Assignment. The answer must be every line from the entries below that includes "Application".

(Data records for software interfaces)
______________________________

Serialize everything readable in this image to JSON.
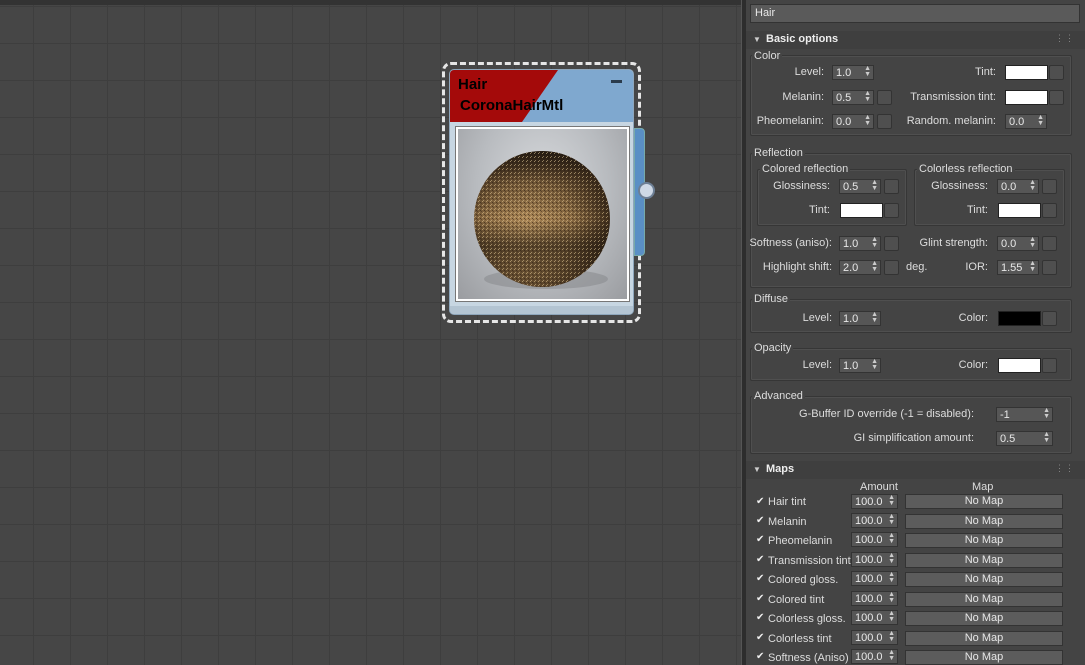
{
  "node": {
    "title": "Hair",
    "subtitle": "CoronaHairMtl"
  },
  "panel": {
    "name": "Hair",
    "basic": {
      "title": "Basic options",
      "color_group": "Color",
      "level_label": "Level:",
      "level_value": "1.0",
      "tint_label": "Tint:",
      "melanin_label": "Melanin:",
      "melanin_value": "0.5",
      "transmission_tint_label": "Transmission tint:",
      "pheomelanin_label": "Pheomelanin:",
      "pheomelanin_value": "0.0",
      "random_melanin_label": "Random. melanin:",
      "random_melanin_value": "0.0",
      "reflection_group": "Reflection",
      "colored_reflection": "Colored reflection",
      "colorless_reflection": "Colorless reflection",
      "glossiness_label": "Glossiness:",
      "colored_gloss_value": "0.5",
      "colorless_gloss_value": "0.0",
      "softness_label": "Softness (aniso):",
      "softness_value": "1.0",
      "glint_label": "Glint strength:",
      "glint_value": "0.0",
      "highlight_label": "Highlight shift:",
      "highlight_value": "2.0",
      "highlight_unit": "deg.",
      "ior_label": "IOR:",
      "ior_value": "1.55",
      "diffuse_group": "Diffuse",
      "diffuse_level_value": "1.0",
      "color_label": "Color:",
      "opacity_group": "Opacity",
      "opacity_level_value": "1.0",
      "advanced_group": "Advanced",
      "gbuffer_label": "G-Buffer ID override (-1 = disabled):",
      "gbuffer_value": "-1",
      "gi_label": "GI simplification amount:",
      "gi_value": "0.5"
    },
    "maps": {
      "title": "Maps",
      "amount_header": "Amount",
      "map_header": "Map",
      "rows": [
        {
          "label": "Hair tint",
          "amount": "100.0",
          "map": "No Map"
        },
        {
          "label": "Melanin",
          "amount": "100.0",
          "map": "No Map"
        },
        {
          "label": "Pheomelanin",
          "amount": "100.0",
          "map": "No Map"
        },
        {
          "label": "Transmission tint",
          "amount": "100.0",
          "map": "No Map"
        },
        {
          "label": "Colored gloss.",
          "amount": "100.0",
          "map": "No Map"
        },
        {
          "label": "Colored tint",
          "amount": "100.0",
          "map": "No Map"
        },
        {
          "label": "Colorless gloss.",
          "amount": "100.0",
          "map": "No Map"
        },
        {
          "label": "Colorless tint",
          "amount": "100.0",
          "map": "No Map"
        },
        {
          "label": "Softness (Aniso)",
          "amount": "100.0",
          "map": "No Map"
        }
      ]
    }
  },
  "colors": {
    "node_header_red": "#a40a0a",
    "node_header_blue": "#7fa8cf",
    "white_swatch": "#ffffff",
    "black_swatch": "#000000"
  }
}
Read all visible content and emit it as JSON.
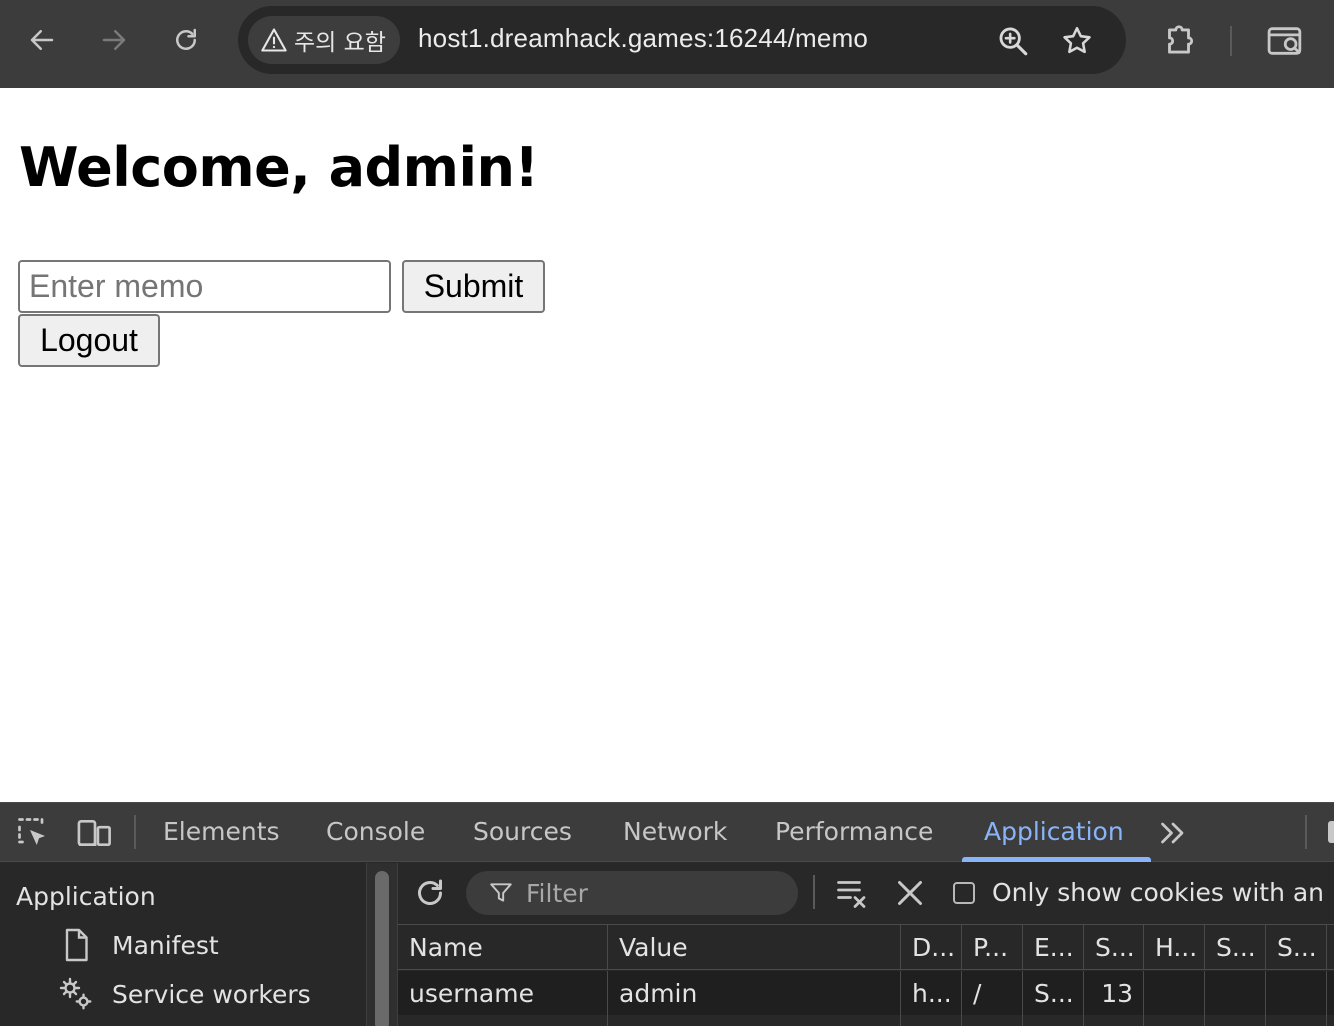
{
  "browser": {
    "security_label": "주의 요함",
    "url": "host1.dreamhack.games:16244/memo",
    "icons": [
      "back-icon",
      "forward-icon",
      "reload-icon",
      "warning-icon",
      "zoom-icon",
      "star-icon",
      "extensions-icon",
      "search-tabs-icon"
    ]
  },
  "page": {
    "title": "Welcome, admin!",
    "memo_placeholder": "Enter memo",
    "memo_value": "",
    "submit_label": "Submit",
    "logout_label": "Logout"
  },
  "devtools": {
    "tabs": [
      "Elements",
      "Console",
      "Sources",
      "Network",
      "Performance",
      "Application"
    ],
    "active_tab": "Application",
    "sidebar": {
      "heading": "Application",
      "items": [
        "Manifest",
        "Service workers"
      ]
    },
    "toolbar": {
      "filter_placeholder": "Filter",
      "only_show_label": "Only show cookies with an i",
      "only_show_checked": false
    },
    "cookies": {
      "columns": [
        "Name",
        "Value",
        "D...",
        "P...",
        "E...",
        "S...",
        "H...",
        "S...",
        "S..."
      ],
      "rows": [
        [
          "username",
          "admin",
          "h...",
          "/",
          "S...",
          "13",
          "",
          "",
          ""
        ]
      ]
    },
    "accent_color": "#8ab4f8"
  }
}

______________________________

Reply.
      "Application"
    "active_tab": "Application",
      "heading": "Application",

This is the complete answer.